## Exercise instructions
Each line holding the string "物流单号" is to be copied from the data.

- - - - - - -

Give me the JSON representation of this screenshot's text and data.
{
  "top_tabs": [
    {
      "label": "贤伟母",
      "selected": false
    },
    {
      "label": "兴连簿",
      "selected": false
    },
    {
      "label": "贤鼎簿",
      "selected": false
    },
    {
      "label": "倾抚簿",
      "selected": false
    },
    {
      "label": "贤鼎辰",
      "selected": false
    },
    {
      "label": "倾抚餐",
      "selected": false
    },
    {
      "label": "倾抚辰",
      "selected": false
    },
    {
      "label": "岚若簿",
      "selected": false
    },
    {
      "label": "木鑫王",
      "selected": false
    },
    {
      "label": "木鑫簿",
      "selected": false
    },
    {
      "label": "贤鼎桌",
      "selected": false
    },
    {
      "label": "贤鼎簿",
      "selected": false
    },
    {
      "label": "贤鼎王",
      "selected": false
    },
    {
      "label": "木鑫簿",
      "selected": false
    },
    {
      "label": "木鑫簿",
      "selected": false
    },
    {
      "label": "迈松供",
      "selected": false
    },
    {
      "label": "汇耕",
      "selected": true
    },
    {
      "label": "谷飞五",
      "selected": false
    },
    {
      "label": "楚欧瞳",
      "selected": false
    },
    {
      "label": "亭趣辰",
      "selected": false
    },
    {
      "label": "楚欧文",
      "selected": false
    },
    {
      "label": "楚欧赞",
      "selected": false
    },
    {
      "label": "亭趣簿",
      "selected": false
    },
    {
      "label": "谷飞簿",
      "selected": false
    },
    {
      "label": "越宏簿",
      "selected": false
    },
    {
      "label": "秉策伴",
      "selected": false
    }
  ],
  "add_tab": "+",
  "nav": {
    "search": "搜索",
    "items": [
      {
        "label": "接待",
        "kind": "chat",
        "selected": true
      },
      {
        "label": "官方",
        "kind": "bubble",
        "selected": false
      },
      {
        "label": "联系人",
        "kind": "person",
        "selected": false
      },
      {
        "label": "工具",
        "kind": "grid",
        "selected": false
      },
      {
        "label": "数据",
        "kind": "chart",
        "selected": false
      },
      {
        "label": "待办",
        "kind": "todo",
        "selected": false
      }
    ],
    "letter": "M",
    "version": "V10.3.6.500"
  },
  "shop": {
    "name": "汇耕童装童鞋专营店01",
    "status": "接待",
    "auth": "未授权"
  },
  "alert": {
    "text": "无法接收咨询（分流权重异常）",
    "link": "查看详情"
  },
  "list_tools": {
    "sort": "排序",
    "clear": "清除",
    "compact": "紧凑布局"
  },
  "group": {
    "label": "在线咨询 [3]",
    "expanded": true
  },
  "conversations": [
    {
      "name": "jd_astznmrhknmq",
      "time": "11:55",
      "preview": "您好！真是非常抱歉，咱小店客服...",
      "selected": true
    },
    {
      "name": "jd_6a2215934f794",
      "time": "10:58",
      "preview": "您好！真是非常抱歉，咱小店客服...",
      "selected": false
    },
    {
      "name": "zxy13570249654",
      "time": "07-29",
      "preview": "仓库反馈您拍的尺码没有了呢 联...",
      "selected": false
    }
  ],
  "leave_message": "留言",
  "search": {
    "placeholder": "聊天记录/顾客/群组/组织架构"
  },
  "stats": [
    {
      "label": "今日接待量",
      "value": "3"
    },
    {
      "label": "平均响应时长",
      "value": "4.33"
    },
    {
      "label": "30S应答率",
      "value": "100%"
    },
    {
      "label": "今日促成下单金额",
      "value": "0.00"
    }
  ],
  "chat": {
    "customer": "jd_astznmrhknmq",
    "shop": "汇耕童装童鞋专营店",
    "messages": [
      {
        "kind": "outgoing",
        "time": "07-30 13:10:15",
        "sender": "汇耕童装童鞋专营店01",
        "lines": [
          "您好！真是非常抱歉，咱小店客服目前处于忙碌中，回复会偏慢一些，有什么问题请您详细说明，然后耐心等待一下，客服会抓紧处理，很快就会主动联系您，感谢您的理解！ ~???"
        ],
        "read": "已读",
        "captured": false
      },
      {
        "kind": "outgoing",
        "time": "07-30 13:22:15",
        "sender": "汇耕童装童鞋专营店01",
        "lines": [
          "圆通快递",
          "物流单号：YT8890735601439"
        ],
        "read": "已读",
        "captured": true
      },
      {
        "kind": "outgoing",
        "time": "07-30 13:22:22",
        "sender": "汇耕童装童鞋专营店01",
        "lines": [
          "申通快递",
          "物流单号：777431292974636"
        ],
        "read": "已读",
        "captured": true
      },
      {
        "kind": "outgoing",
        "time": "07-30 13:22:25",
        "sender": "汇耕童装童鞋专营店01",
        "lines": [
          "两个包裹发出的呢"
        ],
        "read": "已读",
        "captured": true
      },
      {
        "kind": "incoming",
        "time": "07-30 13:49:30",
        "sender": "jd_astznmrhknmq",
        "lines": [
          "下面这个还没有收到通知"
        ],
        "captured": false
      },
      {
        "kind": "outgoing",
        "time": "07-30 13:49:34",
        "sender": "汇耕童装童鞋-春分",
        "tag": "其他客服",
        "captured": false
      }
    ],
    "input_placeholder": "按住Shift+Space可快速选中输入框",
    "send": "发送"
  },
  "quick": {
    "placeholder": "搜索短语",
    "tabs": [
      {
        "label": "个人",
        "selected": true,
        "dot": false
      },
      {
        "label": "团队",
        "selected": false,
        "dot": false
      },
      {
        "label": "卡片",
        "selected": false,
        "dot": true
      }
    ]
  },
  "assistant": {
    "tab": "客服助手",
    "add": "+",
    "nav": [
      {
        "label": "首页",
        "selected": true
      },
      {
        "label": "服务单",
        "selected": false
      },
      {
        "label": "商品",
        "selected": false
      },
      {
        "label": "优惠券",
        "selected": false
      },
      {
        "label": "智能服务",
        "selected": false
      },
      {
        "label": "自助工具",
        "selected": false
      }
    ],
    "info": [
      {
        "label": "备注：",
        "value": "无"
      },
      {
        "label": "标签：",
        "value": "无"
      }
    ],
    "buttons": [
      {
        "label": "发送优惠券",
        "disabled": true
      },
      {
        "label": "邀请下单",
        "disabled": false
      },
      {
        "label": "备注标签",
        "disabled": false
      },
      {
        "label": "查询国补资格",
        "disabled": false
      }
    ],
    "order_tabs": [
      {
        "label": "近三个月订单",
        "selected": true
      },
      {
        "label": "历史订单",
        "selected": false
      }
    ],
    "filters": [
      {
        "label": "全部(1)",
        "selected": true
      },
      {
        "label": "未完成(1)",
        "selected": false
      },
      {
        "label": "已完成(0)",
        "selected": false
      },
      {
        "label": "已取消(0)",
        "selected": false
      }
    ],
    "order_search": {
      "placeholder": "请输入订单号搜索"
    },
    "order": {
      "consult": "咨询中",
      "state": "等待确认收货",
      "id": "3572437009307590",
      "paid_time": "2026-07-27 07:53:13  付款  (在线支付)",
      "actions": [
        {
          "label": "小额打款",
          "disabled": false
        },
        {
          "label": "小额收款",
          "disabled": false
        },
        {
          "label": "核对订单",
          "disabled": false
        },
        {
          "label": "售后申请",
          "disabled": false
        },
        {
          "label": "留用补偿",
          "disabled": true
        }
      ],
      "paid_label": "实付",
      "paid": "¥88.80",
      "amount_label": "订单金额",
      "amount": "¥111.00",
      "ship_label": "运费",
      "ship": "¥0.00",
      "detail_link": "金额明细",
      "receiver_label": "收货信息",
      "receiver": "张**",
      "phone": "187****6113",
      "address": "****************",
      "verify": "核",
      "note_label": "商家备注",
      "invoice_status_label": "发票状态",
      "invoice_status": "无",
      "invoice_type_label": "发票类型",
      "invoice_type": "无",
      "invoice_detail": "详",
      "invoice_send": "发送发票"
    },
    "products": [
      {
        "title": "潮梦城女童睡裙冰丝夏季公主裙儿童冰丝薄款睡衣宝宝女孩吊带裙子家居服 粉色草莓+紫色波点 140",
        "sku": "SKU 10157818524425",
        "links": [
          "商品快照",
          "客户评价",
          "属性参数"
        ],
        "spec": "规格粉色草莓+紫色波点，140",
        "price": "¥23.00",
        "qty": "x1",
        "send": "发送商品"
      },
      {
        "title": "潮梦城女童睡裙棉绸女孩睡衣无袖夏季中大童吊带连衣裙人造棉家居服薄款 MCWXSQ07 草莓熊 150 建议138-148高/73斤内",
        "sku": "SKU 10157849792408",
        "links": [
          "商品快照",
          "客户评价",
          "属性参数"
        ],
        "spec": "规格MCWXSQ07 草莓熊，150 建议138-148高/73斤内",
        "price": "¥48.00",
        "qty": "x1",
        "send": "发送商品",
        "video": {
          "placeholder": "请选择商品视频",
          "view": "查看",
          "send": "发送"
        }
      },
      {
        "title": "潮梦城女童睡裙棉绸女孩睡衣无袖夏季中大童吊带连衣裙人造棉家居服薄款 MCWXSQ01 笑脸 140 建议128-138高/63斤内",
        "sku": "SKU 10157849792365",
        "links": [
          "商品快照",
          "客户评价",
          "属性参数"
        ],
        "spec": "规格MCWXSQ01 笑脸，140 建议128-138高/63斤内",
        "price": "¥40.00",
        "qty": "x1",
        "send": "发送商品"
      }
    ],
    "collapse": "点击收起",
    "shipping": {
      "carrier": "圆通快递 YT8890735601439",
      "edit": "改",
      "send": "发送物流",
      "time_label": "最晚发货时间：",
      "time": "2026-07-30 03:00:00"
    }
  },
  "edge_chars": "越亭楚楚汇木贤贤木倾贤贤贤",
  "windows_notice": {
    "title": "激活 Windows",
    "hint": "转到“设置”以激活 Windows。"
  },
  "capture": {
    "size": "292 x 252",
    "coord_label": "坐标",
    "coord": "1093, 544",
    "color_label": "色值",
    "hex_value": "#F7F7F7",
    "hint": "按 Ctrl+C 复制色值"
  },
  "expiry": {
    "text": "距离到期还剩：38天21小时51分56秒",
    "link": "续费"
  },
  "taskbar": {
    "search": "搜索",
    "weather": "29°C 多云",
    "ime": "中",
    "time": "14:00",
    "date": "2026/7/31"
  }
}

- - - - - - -

## Output of the exercise
          "物流单号：YT8890735601439"
          "物流单号：777431292974636"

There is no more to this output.